His mother appeared on the news and she stood bravely in front of the camera asking that people ‘bring up their children responsibly’. Now, I have been decried by at least one critic of my book where the hint of racism was used to defend his/her description of a single line in which I specifically mention how impressed I was with the behaviour of the Muslim families I have visited in the course of my profession. I was simply defining something that has also hit the headlines recently - the decline in social values as a result of the deterioration of Christianity as a backbone for good values. I am not a religious person but I truly believe that we all need guidance and religion, or any belief that teaches moral fortitude, is important in society. The Islamic faith, notwithstanding its very few radical followers, among many other faiths, is so strong among its people that you don’t tend to see decline in family values and therefore children’s behaviour with respect to the law and basic respect for others. I am, of course, reflecting only on my own experience with such families.
Even our pets are taught right from wrong. I would argue that people who allow their dogs to wander around and foul the streets are the same people who let their kids run riot and go out at night without any thought of where they are or what they are getting up to. It’s entirely natural for young children to disobey and take risks; without this instinct they would never learn for themselves but without consequences and punishment, neither will they clearly learn the difference between right and wrong.

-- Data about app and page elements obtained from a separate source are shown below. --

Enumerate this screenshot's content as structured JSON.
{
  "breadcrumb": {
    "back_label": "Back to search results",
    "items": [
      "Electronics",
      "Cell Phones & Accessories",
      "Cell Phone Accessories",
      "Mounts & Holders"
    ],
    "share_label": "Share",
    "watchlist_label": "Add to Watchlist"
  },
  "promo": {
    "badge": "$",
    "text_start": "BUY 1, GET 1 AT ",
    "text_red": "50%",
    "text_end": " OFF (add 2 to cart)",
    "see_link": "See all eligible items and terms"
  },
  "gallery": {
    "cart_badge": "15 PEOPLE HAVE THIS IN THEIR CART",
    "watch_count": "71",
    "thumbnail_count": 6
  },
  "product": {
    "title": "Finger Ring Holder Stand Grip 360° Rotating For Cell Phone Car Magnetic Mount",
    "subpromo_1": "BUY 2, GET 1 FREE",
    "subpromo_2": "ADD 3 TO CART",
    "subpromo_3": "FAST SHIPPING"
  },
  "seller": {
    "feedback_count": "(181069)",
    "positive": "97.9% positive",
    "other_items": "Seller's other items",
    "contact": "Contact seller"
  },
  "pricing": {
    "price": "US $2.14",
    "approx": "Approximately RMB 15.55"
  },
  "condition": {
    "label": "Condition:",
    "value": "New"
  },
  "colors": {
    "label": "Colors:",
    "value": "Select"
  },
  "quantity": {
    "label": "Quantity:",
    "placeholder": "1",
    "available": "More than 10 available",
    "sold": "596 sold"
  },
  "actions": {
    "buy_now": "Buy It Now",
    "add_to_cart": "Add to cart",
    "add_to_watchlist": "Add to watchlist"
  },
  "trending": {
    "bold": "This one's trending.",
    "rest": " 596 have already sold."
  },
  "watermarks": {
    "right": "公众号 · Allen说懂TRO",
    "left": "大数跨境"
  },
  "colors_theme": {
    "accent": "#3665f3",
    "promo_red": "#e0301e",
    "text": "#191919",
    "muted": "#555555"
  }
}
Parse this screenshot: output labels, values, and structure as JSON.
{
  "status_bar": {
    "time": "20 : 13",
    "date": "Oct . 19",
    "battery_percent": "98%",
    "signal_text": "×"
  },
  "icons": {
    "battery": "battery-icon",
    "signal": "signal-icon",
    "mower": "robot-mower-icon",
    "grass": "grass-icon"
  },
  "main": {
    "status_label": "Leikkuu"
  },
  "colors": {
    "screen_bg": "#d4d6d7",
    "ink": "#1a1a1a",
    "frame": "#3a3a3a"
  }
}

As long as we continue the debate without dealing with the root of the problem, we will churn out new generations of indifferent, socially inept people and they will have children who act the same way.
In the United States it’s not uncommon for drunk drivers to be taken to the morgue and shown the result of their carelessness. Why don’t we do the same with anyone found carrying a knife? And please don’t bleat to me about how cruel that would be; if you carry a deadly weapon you deserve to be shown what it will do to someone if used. Show these individuals a couple of stabbed or shot corpses – tell them who they were and what family they had – shock them into realising what they will end up like.
Another sound argument, in my opinion, is the reintroduction of National Service. Again, it’s not a popular liberal solution because there will always be those who say that teaching our youngsters to kill is counter-productive but the army also teaches respect, discipline and teamwork. I’m not naïve, I’ve been a soldier and I know there are imperfections there too but look at how deep all this is running – our armed forces are under attack by the very people they defend just for doing their job, whether politically that is right or wrong is irrelevant. This is just another clue to the decline of respect and it comes about in this case because some people have lost faith.
Our children have no faith in the system because all we hear about is how corrupt and dishonest our elected leaders are. That is completely understandable; if you look up to someone and they disappoint you then trust and respect is gone. Many of our kids live in poor, underprivileged areas and have little choice but to turn to gang culture, drugs and violence in order to survive. This isn’t their fault – its ours.
I wouldn’t dare to take the moral high ground here because I know how bad I was as a child and I still remember the need to be popular and give in to peer influence but if all children understood where the line was and what the ramifications were then crossing it would require greater consideration.
A spokesman for black youth in London put it very succinctly on the news recently; those who carry knives have power and credence in their peer group (or gang if you want) but once they’ve killed someone, where do they go from there?